    Editor’s note: This is the final post in a joint series of posts on early Canadian environmental history by The Otter~La loutre and Borealia. The entire series is available here. After providing posts for the early Canadian environmental history series, the three participants – Colin Coates, Jason Hall, and Anya Zilberstein – sat down at… Continue Reading

  • Who was the King of the Beasts in New France?

    Colin M. Coates Some species are better to “think” with than others. Environmental activists often draw attention to their causes through reference to “flagship” or “charismatic” species. Invocations of the threatened habitat of the marbled murrelet helped galvanize opposition to logging in the Pacific Northwest in the 1990s, just as the Kermode bear subspecies has… Continue Reading

  • The Environmental and Cultural History of the St. John River

    Jason Hall Rivers have been foundational to the development of historical thinking since the Greek philosopher Heraclitus coined the expression “no man can cross the same river twice,” 2,500 years ago.
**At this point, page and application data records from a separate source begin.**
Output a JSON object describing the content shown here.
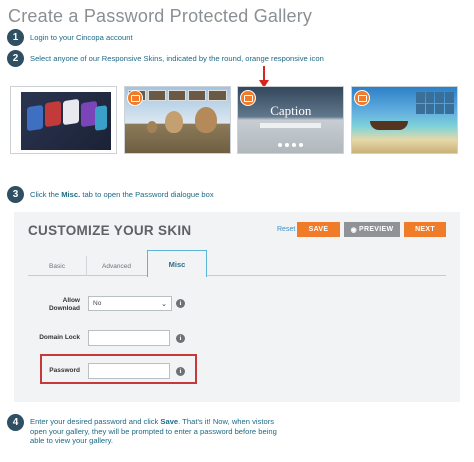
{
  "title": "Create a Password Protected Gallery",
  "steps": [
    {
      "num": "1",
      "text": "Login to your Cincopa account"
    },
    {
      "num": "2",
      "text": "Select anyone of our Responsive Skins, indicated by the round, orange responsive icon"
    },
    {
      "num": "3",
      "text_pre": "Click the ",
      "text_bold": "Misc.",
      "text_post": " tab to open the Password dialogue box"
    },
    {
      "num": "4",
      "text_pre": "Enter your desired password and click ",
      "text_bold": "Save",
      "text_post": ". That's it! Now, when vistors open your gallery, they will be prompted to enter a password before being able to view your gallery."
    }
  ],
  "skins": [
    {
      "name": "skin-1"
    },
    {
      "name": "skin-2"
    },
    {
      "name": "skin-3",
      "caption": "Caption"
    },
    {
      "name": "skin-4"
    }
  ],
  "dialog": {
    "title": "CUSTOMIZE YOUR SKIN",
    "reset": "Reset",
    "save": "SAVE",
    "preview": "PREVIEW",
    "next": "NEXT",
    "tabs": [
      "Basic",
      "Advanced",
      "Misc"
    ],
    "active_tab": "Misc",
    "fields": {
      "allow_download_label": "Allow Download",
      "allow_download_value": "No",
      "domain_lock_label": "Domain Lock",
      "password_label": "Password"
    }
  },
  "colors": {
    "accent_orange": "#f07c2a",
    "step_text": "#1d6a86",
    "highlight_red": "#c6393a",
    "arrow_red": "#d8261f"
  }
}
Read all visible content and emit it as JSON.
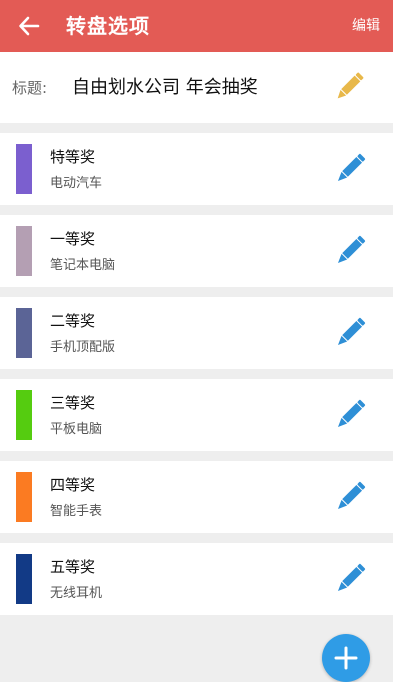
{
  "header": {
    "title": "转盘选项",
    "edit_label": "编辑",
    "back_icon": "arrow-left-icon"
  },
  "title_row": {
    "label": "标题:",
    "value": "自由划水公司 年会抽奖",
    "edit_icon": "pencil-icon",
    "edit_icon_color": "#e8b84a"
  },
  "prizes": [
    {
      "name": "特等奖",
      "item": "电动汽车",
      "color": "#7b5fcf"
    },
    {
      "name": "一等奖",
      "item": "笔记本电脑",
      "color": "#b49fb3"
    },
    {
      "name": "二等奖",
      "item": "手机顶配版",
      "color": "#5b6496"
    },
    {
      "name": "三等奖",
      "item": "平板电脑",
      "color": "#55cc10"
    },
    {
      "name": "四等奖",
      "item": "智能手表",
      "color": "#fb7b22"
    },
    {
      "name": "五等奖",
      "item": "无线耳机",
      "color": "#123a86"
    }
  ],
  "colors": {
    "header_bg": "#e35b55",
    "prize_edit_icon": "#2e8fd6",
    "fab": "#2f9ce6"
  },
  "fab_icon": "add-icon"
}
Many scholars have subsequently encouraged students to “think like rivers” to recognize the inherently transient nature of the world. My dissertation, River of Three… Continue Reading

  • Jamaican Maroons in Nova Scotia: The politics of climate and race

    Anya Zilberstein Not long after Prime Minister Justin Trudeau handed winter coats to Syrian refugees arriving in Toronto this past December, reports about the immigrants’ problems began appearing in the press. Rent gouging by dishonest landlords. Frustration at delays in receiving permanent housing and full access to medical care. And, of course, that obligatory storyline:… Continue Reading